As fatigue quickly set in, I managed to find a few good footings on large rocks to catch my breath briefly until a large wave would lift me up causing me to lose my footing. I remember briefly seeing Emily down on the beach, calmly looking for shells. It was humbling to know that just a few hundred feet away she was so peaceful while I was fighting for my life. I was thinking, “God, please… I’m going to die right here in this ocean while she’s just a few hundred feet away.”
Once I made it to shallow enough water, I didn’t care about all the sea urchins any more and just scampered over the sharp rocks and crawled to the sand. Emily, not catching the terror still on my face, looked at me and said, “How was it?” I simply said, “Not good and probably one of the stupidest things I’ve ever done.”
I will say one thing, I feel a lot safer with a tank of air strapped to my back!
12 Simple Actions to Make Yourself Happy
1. Go shopping (Yes, this was my wife’s idea) – She’s a bargain shopper and will watch a pair of jeans for months until they go on sale. She said that shopping alone makes her happy. She can take her time and look for great deals.
2. Paint a Room – It’s amazing what a coat of paint in an uplifting color can do to a room.
3. Get rid of old socks – I wasn’t sure about this one… but hey, I do feel better when I clean out my sock draw.
4. Go for a Walk – Enjoy nature or find a park where there are other people and feel good about getting out and being part of a community.
5. Make a new friend – Be open to friendship and find ways of connecting with others.
6. Read a Book – It’s great being sucked into a good book, the kind you can’t wait to get back to.
7. Go to a Movie – Go to a movie and get a huge bucket of popcorn and your favorite soft drink. I used to think going to a movie by myself was pathetic, but then I realized… who cares, I’m in a movie!
8. People watch – Try not to do this in a creep way. I love going to a coffee shop or mall and just walking around and watching how people interact. We humans are interesting.
9. Volunteer – Find a local shelter or volunteer organization to donate your time.
10. Make a list of things you need to do around the house – I love lists. You can make a simple list of jobs around the house you’d like to get done. Just checking a few off can make you feel good about yourself.
11. Make a gratitude list – This is one I use all the time, never fails. Gratitude makes us happy!

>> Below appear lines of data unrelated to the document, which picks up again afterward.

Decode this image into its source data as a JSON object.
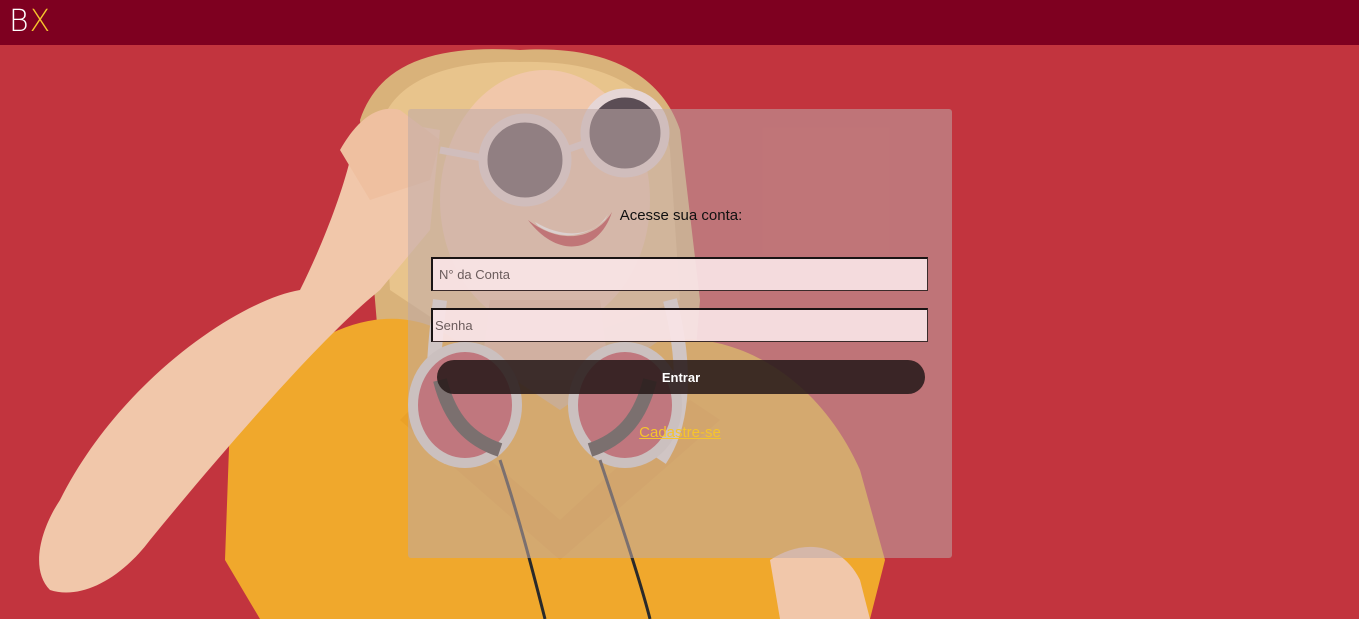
{
  "header": {
    "logo_b": "B",
    "logo_x": "X"
  },
  "hero": {
    "image": "woman-with-sunglasses-and-headphones-photo",
    "background_color": "#c2343e"
  },
  "login": {
    "title": "Acesse sua conta:",
    "account_placeholder": "N° da Conta",
    "password_placeholder": "Senha",
    "submit_label": "Entrar",
    "signup_link": "Cadastre-se"
  },
  "colors": {
    "header": "#7e0020",
    "accent": "#f6c42c",
    "background": "#c2343e"
  }
}
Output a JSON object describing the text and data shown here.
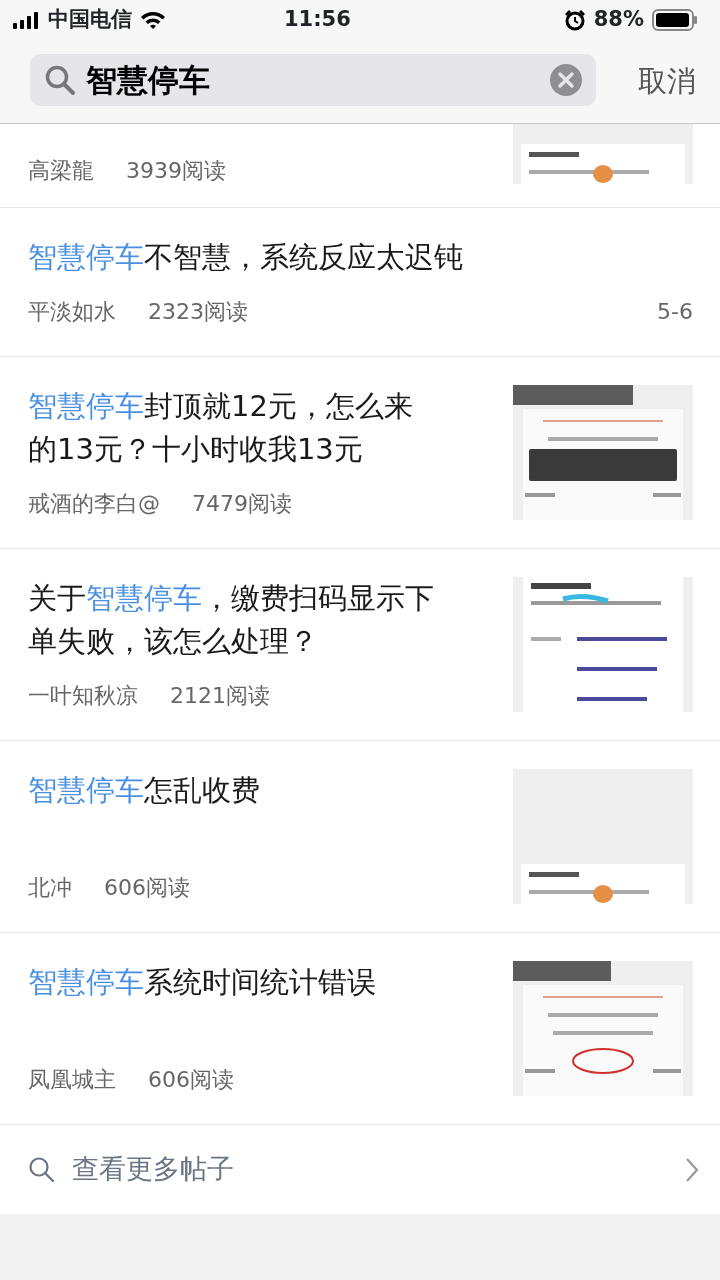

12. Start a Puzzle – Puzzles can be fun and provide a good sense of accomplishment when finished.
These are just a few things we thought of this morning over coffee.
What do you do to make yourself feel happy?
Is happiness only real if it’s shared?